*Exercise requirements*: Since each line must match the original, copy out the records with no differences at all.

____ The records

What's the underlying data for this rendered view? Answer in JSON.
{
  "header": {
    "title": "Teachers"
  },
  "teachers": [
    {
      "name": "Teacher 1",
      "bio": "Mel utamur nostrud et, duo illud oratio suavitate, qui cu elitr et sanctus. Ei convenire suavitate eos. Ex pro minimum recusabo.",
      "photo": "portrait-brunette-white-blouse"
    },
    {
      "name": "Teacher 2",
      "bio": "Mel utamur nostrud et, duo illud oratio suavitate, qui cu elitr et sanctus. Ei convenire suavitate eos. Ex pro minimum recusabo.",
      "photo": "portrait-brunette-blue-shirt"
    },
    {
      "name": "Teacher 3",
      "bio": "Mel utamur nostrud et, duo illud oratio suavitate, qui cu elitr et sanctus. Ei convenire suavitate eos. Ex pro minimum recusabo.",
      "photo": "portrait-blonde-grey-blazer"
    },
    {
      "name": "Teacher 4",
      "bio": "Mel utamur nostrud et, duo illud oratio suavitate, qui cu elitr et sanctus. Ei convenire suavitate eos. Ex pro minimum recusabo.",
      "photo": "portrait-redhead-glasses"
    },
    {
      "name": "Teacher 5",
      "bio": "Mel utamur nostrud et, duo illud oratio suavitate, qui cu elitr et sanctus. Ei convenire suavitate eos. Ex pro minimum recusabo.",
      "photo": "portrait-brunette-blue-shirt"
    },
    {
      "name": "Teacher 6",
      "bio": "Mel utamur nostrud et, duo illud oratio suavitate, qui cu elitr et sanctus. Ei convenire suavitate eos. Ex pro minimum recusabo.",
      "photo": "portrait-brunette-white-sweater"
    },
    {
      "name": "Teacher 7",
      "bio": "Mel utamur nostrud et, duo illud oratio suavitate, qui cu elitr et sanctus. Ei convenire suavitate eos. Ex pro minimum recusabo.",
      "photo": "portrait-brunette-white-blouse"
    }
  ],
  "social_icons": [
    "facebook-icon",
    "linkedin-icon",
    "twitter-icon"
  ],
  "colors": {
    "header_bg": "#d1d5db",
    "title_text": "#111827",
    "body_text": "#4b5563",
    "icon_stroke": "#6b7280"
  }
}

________

*Task answer*:
What's the underlying data for this rendered view? Answer in JSON.
{
  "header": {
    "title": "Teachers"
  },
  "teachers": [
    {
      "name": "Teacher 1",
      "bio": "Mel utamur nostrud et, duo illud oratio suavitate, qui cu elitr et sanctus. Ei convenire suavitate eos. Ex pro minimum recusabo.",
      "photo": "portrait-brunette-white-blouse"
    },
    {
      "name": "Teacher 2",
      "bio": "Mel utamur nostrud et, duo illud oratio suavitate, qui cu elitr et sanctus. Ei convenire suavitate eos. Ex pro minimum recusabo.",
      "photo": "portrait-brunette-blue-shirt"
    },
    {
      "name": "Teacher 3",
      "bio": "Mel utamur nostrud et, duo illud oratio suavitate, qui cu elitr et sanctus. Ei convenire suavitate eos. Ex pro minimum recusabo.",
      "photo": "portrait-blonde-grey-blazer"
    },
    {
      "name": "Teacher 4",
      "bio": "Mel utamur nostrud et, duo illud oratio suavitate, qui cu elitr et sanctus. Ei convenire suavitate eos. Ex pro minimum recusabo.",
      "photo": "portrait-redhead-glasses"
    },
    {
      "name": "Teacher 5",
      "bio": "Mel utamur nostrud et, duo illud oratio suavitate, qui cu elitr et sanctus. Ei convenire suavitate eos. Ex pro minimum recusabo.",
      "photo": "portrait-brunette-blue-shirt"
    },
    {
      "name": "Teacher 6",
      "bio": "Mel utamur nostrud et, duo illud oratio suavitate, qui cu elitr et sanctus. Ei convenire suavitate eos. Ex pro minimum recusabo.",
      "photo": "portrait-brunette-white-sweater"
    },
    {
      "name": "Teacher 7",
      "bio": "Mel utamur nostrud et, duo illud oratio suavitate, qui cu elitr et sanctus. Ei convenire suavitate eos. Ex pro minimum recusabo.",
      "photo": "portrait-brunette-white-blouse"
    }
  ],
  "social_icons": [
    "facebook-icon",
    "linkedin-icon",
    "twitter-icon"
  ],
  "colors": {
    "header_bg": "#d1d5db",
    "title_text": "#111827",
    "body_text": "#4b5563",
    "icon_stroke": "#6b7280"
  }
}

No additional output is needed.